++++ RECORD EXCERPTS ++++

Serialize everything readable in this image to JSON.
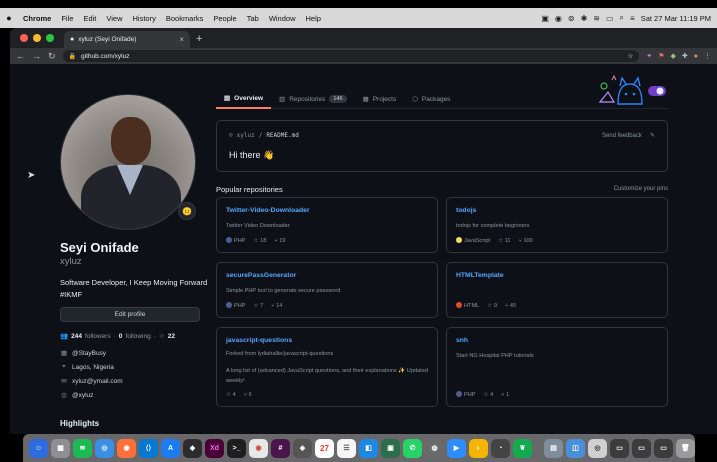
{
  "menubar": {
    "apple": "",
    "items": [
      "Chrome",
      "File",
      "Edit",
      "View",
      "History",
      "Bookmarks",
      "People",
      "Tab",
      "Window",
      "Help"
    ],
    "clock": "Sat 27 Mar  11:19 PM"
  },
  "browser": {
    "tab_title": "xyluz (Seyi Onifade)",
    "url": "github.com/xyluz",
    "new_tab": "+"
  },
  "profile": {
    "full_name": "Seyi Onifade",
    "login": "xyluz",
    "bio": "Software Developer, I Keep Moving Forward #IKMF",
    "edit_profile": "Edit profile",
    "followers_count": "244",
    "followers_label": "followers",
    "following_count": "0",
    "following_label": "following",
    "stars_count": "22",
    "status": "@StayBusy",
    "location": "Lagos, Nigeria",
    "email": "xyluz@ymail.com",
    "twitter": "@xyluz",
    "highlights": "Highlights",
    "status_emoji": "😐"
  },
  "nav": {
    "overview": "Overview",
    "repositories": "Repositories",
    "repositories_count": "146",
    "projects": "Projects",
    "packages": "Packages"
  },
  "readme": {
    "owner": "xyluz",
    "file": "README.md",
    "send_feedback": "Send feedback",
    "greeting": "Hi there 👋"
  },
  "popular": {
    "title": "Popular repositories",
    "customize": "Customize your pins",
    "repos": [
      {
        "name": "Twitter-Video-Downloader",
        "desc": "Twitter Video Downloader",
        "lang": "PHP",
        "lang_color": "#4F5D95",
        "stars": "18",
        "forks": "19"
      },
      {
        "name": "todojs",
        "desc": "todojs for complete beginners",
        "lang": "JavaScript",
        "lang_color": "#f1e05a",
        "stars": "11",
        "forks": "100"
      },
      {
        "name": "securePassGenerator",
        "desc": "Simple PHP tool to generate secure password",
        "lang": "PHP",
        "lang_color": "#4F5D95",
        "stars": "7",
        "forks": "14"
      },
      {
        "name": "HTMLTemplate",
        "desc": "",
        "lang": "HTML",
        "lang_color": "#e34c26",
        "stars": "9",
        "forks": "45"
      },
      {
        "name": "javascript-questions",
        "desc": "Forked from lydiahallie/javascript-questions",
        "desc2": "A long list of (advanced) JavaScript questions, and their explanations ✨ Updated weekly!",
        "lang": "",
        "lang_color": "",
        "stars": "4",
        "forks": "6"
      },
      {
        "name": "snh",
        "desc": "Start NG Hospital PHP tutorials",
        "lang": "PHP",
        "lang_color": "#4F5D95",
        "stars": "4",
        "forks": "1"
      }
    ]
  },
  "dock": {
    "calendar_date": "27",
    "xd_label": "Xd"
  }
}
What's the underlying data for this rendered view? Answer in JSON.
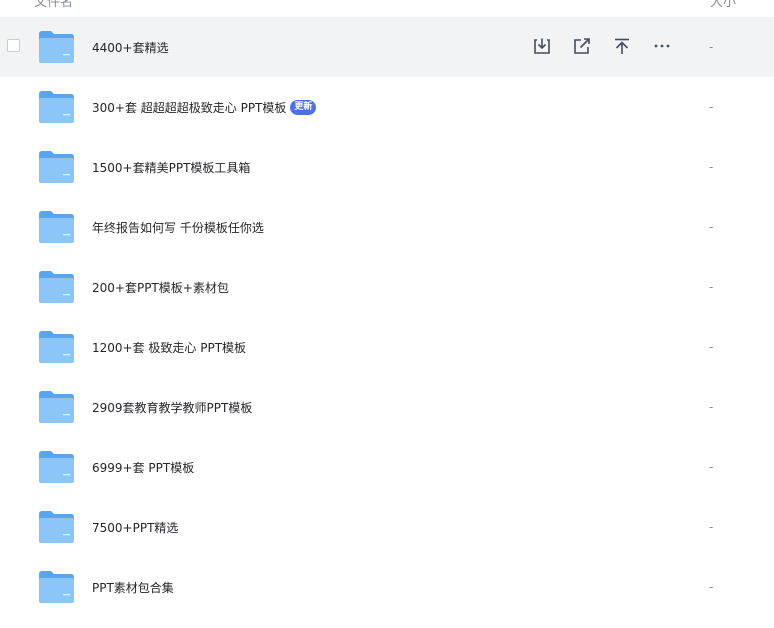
{
  "header": {
    "name_column": "文件名",
    "size_column": "大小"
  },
  "files": [
    {
      "name": "4400+套精选",
      "size": "-",
      "badge": "",
      "hovered": true
    },
    {
      "name": "300+套 超超超超极致走心 PPT模板",
      "size": "-",
      "badge": "更新",
      "hovered": false
    },
    {
      "name": "1500+套精美PPT模板工具箱",
      "size": "-",
      "badge": "",
      "hovered": false
    },
    {
      "name": "年终报告如何写 千份模板任你选",
      "size": "-",
      "badge": "",
      "hovered": false
    },
    {
      "name": "200+套PPT模板+素材包",
      "size": "-",
      "badge": "",
      "hovered": false
    },
    {
      "name": "1200+套 极致走心 PPT模板",
      "size": "-",
      "badge": "",
      "hovered": false
    },
    {
      "name": "2909套教育教学教师PPT模板",
      "size": "-",
      "badge": "",
      "hovered": false
    },
    {
      "name": "6999+套 PPT模板",
      "size": "-",
      "badge": "",
      "hovered": false
    },
    {
      "name": "7500+PPT精选",
      "size": "-",
      "badge": "",
      "hovered": false
    },
    {
      "name": "PPT素材包合集",
      "size": "-",
      "badge": "",
      "hovered": false
    }
  ],
  "row_actions": [
    {
      "icon": "download-icon"
    },
    {
      "icon": "share-icon"
    },
    {
      "icon": "move-top-icon"
    },
    {
      "icon": "more-icon"
    }
  ],
  "colors": {
    "folder_back": "#5ba4ee",
    "folder_front": "#8cc5f7",
    "hover_bg": "#f2f3f5",
    "badge_bg": "#4e6ef2",
    "icon_color": "#454d5a"
  }
}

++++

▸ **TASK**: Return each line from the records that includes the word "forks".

▸ **WRITTEN RESPONSE**:
        "forks": "19"
        "forks": "100"
        "forks": "14"
        "forks": "45"
        "forks": "6"
        "forks": "1"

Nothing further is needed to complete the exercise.